Russian authorities charge two men over Nemtsov killing

One of accused reportedly served in a police unit in Chechnya

An unidentified suspect (L), detained over the killing of Boris Nemtsov, is escorted while entering a court building in Moscow on Sunday. Photograph: Tatyana Makeyeva/Reuters

An unidentified suspect (L), detained over the killing of Boris Nemtsov, is escorted while entering a court building in Moscow on Sunday. Photograph: Tatyana Makeyeva/Reuters

 

Russian authorities have charged two men with involvement in the murder of Kremlin critic Boris Nemtsov, one of whom served in a police unit in Chechnya, according to a law enforcement official.

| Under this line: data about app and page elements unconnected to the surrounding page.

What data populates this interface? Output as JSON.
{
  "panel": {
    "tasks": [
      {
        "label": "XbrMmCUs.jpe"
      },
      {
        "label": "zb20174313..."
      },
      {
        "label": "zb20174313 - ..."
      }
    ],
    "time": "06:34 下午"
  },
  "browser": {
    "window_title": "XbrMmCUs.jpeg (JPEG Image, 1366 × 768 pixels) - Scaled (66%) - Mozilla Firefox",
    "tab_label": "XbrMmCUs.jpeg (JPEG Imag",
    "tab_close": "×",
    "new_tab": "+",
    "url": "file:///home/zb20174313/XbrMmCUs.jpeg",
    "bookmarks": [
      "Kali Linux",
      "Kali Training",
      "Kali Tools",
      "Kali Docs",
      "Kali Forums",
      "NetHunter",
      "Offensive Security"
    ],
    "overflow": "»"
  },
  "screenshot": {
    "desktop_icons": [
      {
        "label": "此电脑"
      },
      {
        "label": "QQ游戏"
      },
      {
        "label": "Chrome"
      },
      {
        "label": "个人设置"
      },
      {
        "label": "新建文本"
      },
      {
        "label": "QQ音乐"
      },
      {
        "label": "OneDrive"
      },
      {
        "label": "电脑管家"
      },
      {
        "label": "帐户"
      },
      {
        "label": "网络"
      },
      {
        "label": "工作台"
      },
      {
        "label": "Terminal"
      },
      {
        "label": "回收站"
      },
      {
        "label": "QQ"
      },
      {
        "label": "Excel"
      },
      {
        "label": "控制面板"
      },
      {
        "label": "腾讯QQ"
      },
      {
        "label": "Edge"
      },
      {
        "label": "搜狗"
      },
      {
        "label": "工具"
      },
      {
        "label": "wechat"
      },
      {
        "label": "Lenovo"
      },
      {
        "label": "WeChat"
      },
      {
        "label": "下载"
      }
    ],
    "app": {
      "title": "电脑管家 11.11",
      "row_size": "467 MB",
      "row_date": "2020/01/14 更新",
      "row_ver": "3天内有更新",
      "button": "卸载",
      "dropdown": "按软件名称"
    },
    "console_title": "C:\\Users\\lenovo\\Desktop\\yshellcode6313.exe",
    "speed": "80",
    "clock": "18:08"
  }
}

A total of five men were frogmarched into a Moscow courtroom on Sunday, forced by masked security officers gripping their bound arms to walk doubled over. Three of them have not yet been charged and are being treated as suspects, said court spokeswoman Anna Fadeyeva.

Court officials named Anzor Gubashev and Zaur Dadayev as those charged, and said Mr Gubashev’s brother Shagid was one of the three suspects.

Russian media reports said they originated from Chechnya, the mainly Muslim southern republic that has seen violent separatist insurgencies over the past two decades.

The judge at Mr Dadayev’s hearing, Natalia Mushnikova, said he had admitted involvement in the killing and ordered him to be held in custody until April 28th. “Dadayev’s involvement in committing this crime is confirmed by, apart from his own confession, the totality of evidence gathered as part of this criminal case,” she told the court.

Mr Nemtsov was shot dead on the night of February 27th within sight of the Kremlin walls, in the most high-profile killing of an opposition figure in the 15 years that President Vladimir Putin has been in office.

Some associates of Mr Nemtsov, a 55-year-old former deputy prime minister who became a Putin critic, say the Kremlin stands to gain from his death and insist they will only be satisfied if prosecutors track down whoever orchestrated the killing, rather than just the people who pulled the trigger.

Several other high-profile killings in Russia - including the 2006 shooting of jouralist Anna Politkovskaya - have been attributed to gunmen from Chechnya and neighbouring regions, while those who ordered the crimes were never firmly identified.

Russian officials have denied involvement in Mr Nemtsov’s death and Mr Putin has condemned the killing.

A security official in the southern Russian region of Ingushetia where some of the suspects were detained, Albert Barakhayev, told Russian news agencies Dadayev served for about 10 years in the “Sever” police battalion, part of the interior ministry of the neighbouring region of Chechnya.

There was no immediate confirmation of that from the Chechen authorities, and it was not clear if Mr Dadayev was still a serving member of the battalion.

Court officials named the other two suspects as Ramzan Bakhayev and Tamerlan Eskerkhanov.

Chechnya is now firmly under the control of its leader, Ramzan Kadyrov, a former rebel who now pledges loyalty to Moscow and has considerable autonomy over the running of the region, including its security services. There have been cases in the past where employees of Russian law enforcement agencies have been prosecuted after moonlighting for organised crime groups.

Russia’s Interfax news agency, quoting a Chechen law enforcement source, said a man killed in a standoff with police in the Chechen capital late on Saturday was wanted by police in connection with Mr Nemtsov’s killing.

The agency said when police arrived at an apartment block, the man threw one grenade at officers and then blew himself up with a second.

Mr Nemtsov’s closest aide said the day before his death he clandestinely scribbled a note to her about how he was investigating the involvement of Russia’s military in fighting in east Ukraine.

Some of Mr Nemtsov’s friends have asked why the police took so long to arrive at the scene of the crime and how someone could fire six shots at him and get away in an area monitored by closed-circuit television footage.

Reuters